(Task input)
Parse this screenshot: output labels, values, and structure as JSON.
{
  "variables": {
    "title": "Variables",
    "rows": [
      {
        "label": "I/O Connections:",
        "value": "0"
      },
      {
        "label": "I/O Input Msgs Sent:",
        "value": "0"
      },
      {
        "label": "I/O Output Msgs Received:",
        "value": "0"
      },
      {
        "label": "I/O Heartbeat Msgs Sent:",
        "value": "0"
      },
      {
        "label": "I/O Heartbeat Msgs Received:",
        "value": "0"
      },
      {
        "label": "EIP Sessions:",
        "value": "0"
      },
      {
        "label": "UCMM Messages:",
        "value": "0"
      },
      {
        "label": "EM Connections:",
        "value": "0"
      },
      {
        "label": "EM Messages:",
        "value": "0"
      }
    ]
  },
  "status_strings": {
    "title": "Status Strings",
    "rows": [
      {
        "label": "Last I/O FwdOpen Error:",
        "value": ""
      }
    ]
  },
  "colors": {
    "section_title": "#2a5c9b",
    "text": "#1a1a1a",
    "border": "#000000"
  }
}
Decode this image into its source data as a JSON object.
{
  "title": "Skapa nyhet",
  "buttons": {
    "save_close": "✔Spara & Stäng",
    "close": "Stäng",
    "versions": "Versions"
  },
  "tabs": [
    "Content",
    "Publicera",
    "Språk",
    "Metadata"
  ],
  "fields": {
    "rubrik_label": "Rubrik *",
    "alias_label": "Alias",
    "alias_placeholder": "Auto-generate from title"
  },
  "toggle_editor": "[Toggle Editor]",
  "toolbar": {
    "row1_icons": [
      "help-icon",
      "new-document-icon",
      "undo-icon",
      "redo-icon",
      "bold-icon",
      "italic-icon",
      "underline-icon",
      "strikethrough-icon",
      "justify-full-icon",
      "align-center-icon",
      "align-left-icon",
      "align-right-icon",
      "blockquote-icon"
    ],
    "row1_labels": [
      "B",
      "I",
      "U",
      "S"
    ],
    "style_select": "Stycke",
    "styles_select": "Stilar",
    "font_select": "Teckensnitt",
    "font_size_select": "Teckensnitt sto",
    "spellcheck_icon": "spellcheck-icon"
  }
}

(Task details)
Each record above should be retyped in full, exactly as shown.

(Completed task)
Parse this screenshot: output labels, values, and structure as JSON.
{
  "variables": {
    "title": "Variables",
    "rows": [
      {
        "label": "I/O Connections:",
        "value": "0"
      },
      {
        "label": "I/O Input Msgs Sent:",
        "value": "0"
      },
      {
        "label": "I/O Output Msgs Received:",
        "value": "0"
      },
      {
        "label": "I/O Heartbeat Msgs Sent:",
        "value": "0"
      },
      {
        "label": "I/O Heartbeat Msgs Received:",
        "value": "0"
      },
      {
        "label": "EIP Sessions:",
        "value": "0"
      },
      {
        "label": "UCMM Messages:",
        "value": "0"
      },
      {
        "label": "EM Connections:",
        "value": "0"
      },
      {
        "label": "EM Messages:",
        "value": "0"
      }
    ]
  },
  "status_strings": {
    "title": "Status Strings",
    "rows": [
      {
        "label": "Last I/O FwdOpen Error:",
        "value": ""
      }
    ]
  },
  "colors": {
    "section_title": "#2a5c9b",
    "text": "#1a1a1a",
    "border": "#000000"
  }
}
Decode this image into its source data as a JSON object.
{
  "title": "Skapa nyhet",
  "buttons": {
    "save_close": "✔Spara & Stäng",
    "close": "Stäng",
    "versions": "Versions"
  },
  "tabs": [
    "Content",
    "Publicera",
    "Språk",
    "Metadata"
  ],
  "fields": {
    "rubrik_label": "Rubrik *",
    "alias_label": "Alias",
    "alias_placeholder": "Auto-generate from title"
  },
  "toggle_editor": "[Toggle Editor]",
  "toolbar": {
    "row1_icons": [
      "help-icon",
      "new-document-icon",
      "undo-icon",
      "redo-icon",
      "bold-icon",
      "italic-icon",
      "underline-icon",
      "strikethrough-icon",
      "justify-full-icon",
      "align-center-icon",
      "align-left-icon",
      "align-right-icon",
      "blockquote-icon"
    ],
    "row1_labels": [
      "B",
      "I",
      "U",
      "S"
    ],
    "style_select": "Stycke",
    "styles_select": "Stilar",
    "font_select": "Teckensnitt",
    "font_size_select": "Teckensnitt sto",
    "spellcheck_icon": "spellcheck-icon"
  }
}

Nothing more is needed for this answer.